The Andaman Islands, located in a basin known for its complex tectonic history, is frontier territory for explorationists – and a recent target for a seismic reprocessing effort. Graphic courtesy of Google Maps
When you reprocess a line of seismic data, the second time around can provide a passel of new info.
This was the case when Spectrum ASA reprocessed a 10,600-kilometer line of 2-D multi-client data in the geologically complex area offshore the Andaman Islands off India’s east coast.
“The seismic data are from five different surveys ranging from 1982 to 2001 vintage,” said Gary Scaife, geological adviser at Spectrum. “The seismic dataset extends over the fore-arc basin, volcanic arc and back-arc basin areas of the Andaman Sea Basin east of the emergent islands.
“The earlier processing was good for the time,” Scaife said. “We reprocessed using both industry-wide algorithms and our own in-house algorithms; the project included both pre-stack time and depth migration, or PSTM and PSDM, respectively.
“The main objective of the reprocessing effort was to provide a good quality regional survey,” he said, “and to improve the interpretability of the complex structures found within the dataset by improving the imaging of the entire seismic section, both shallow and deep.”
Spectrum was awarded the project via the Directorate General of Hydrocarbons in India.
The Andaman Sea Basin has evolved through a complex tectonic history beginning in the Cretaceous associated with the oblique convergence between the Indian and west Burmese tectonic plates.
Scaife noted the main tectonic elements that can be observed going west to east:
- Andaman Trench/Inner Slope.
- Outer High/Trench slope break.
- Fore-Arc Basin.
- Volcanic Arc.
- Back-Arc Basin.
- Mergui Terrace.
“The Indian sector of the Andaman Sea Basin is regarded as frontier territory, with only 13 wells drilled in the project area east of the Andaman Islands,” Scaife said. “The first of these wells hit gas in Miocene limestone.”
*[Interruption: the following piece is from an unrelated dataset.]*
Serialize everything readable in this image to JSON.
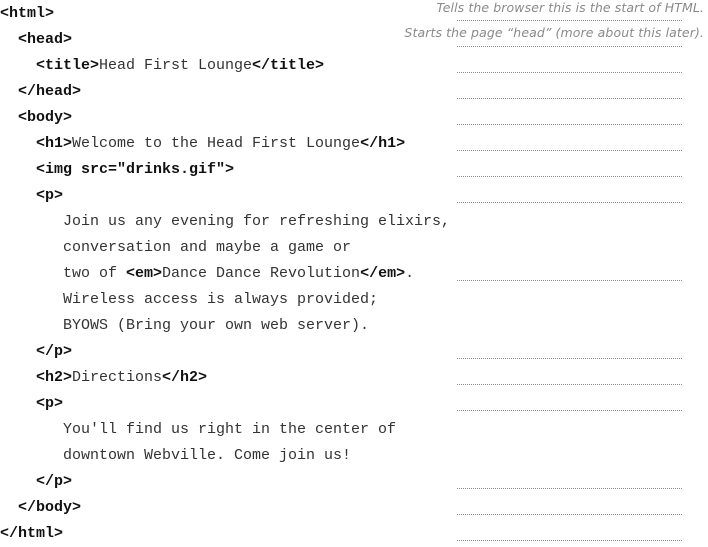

This discovery was determined to prove the existence of active hydrocarbon systems that contain generating hydrocarbon source, reservoir and seal features along with migration and trapping mechanisms.
“Even so,” Scaife noted, “the majority of the basin, particularly deepwater, has yet to be explored.”
The Andaman Sea Basin lies between and on trend with the mature hydrocarbon-producing provinces of Myanmar to the north and Indonesia to the south.
Both these areas contain world class producing fields.
An example of limestone build-up – the basin’s cap rock. The section length is 28 kilometers.
Scaife emphasized that features observed on the Spectrum reprocessed seismic appear to be analogous to these fields and indicate these successful play fairways can be extrapolated into the Andaman Sea Basin frontier area.
Late Cretaceous and Eocene age sediments are reported to be the primary source rocks in the basin. They possibly are the source of the gas in the Miocene in the aforementioned discovery well.
“Biogenic gas is reported to be sourced from Neogene sediments as evidenced from the present day active mud volcanoes,” Scaife said. “Miocene carbonates and turbidites of the Mio-Pliocene are reported to be the reservoir rocks with intra-formational shales and tight limestone of Neogene age acting as cap rocks within the basin.”
Interpretation of the reprocessed data has shown that the Andaman Sea Basin harbors all of the necessary components for successful hydrocarbon exploration.
The interpretation identified potential source, reservoir (carbonates and clastics) and seal intervals and also structural and stratigraphic trapping geometries.
Scaife noted that direct hydrocarbon indicators (DHI) are observed, which include:
- Gas clouds.
- Bright and flat spots.
- Seabed pock marks.
- Vent mounds.
He added that bottom-simulating reflectors indicate the presence of gas hydrates.
Granted, the reprocessing program yielded significant results over the earlier processing.
But getting from there to here was no slam-dunk.
Scaif summarized the considerable challenges to the reprocessing effort:
- Data spread over a large area incorporating very varied geological terrains.
- Differences in ages and parameters of acquisition and the very sparse grid.
- Big bathymetric range from very shallow water to 3.5-plus kilometer water depth.
- Often dealing with high relief and abrupt changes in water depth.
- Structural/tectonic complexity, e.g., numerous steep dips with the angle and direction of dip varying dramatically within short distances.
- Complicated ray paths and considerable amount of data from out of the plane of the section complicating the velocity analyses and contaminating the multiples.
- Shallow reefs, rugose small-scale structures and very variable velocities scatter energy and complicate deeper imaging.
When all was said and done, the imaging was improved via:
- Reducing multiple contamination.
- Enhancing the signal-to-noise ratio by attenuating energy scattered by shallow geology.
- Improving the continuity of events.
- Enhancing the temporal and spatial resolution and, therefore the seismic character.
- Improved imaging of the deeper section.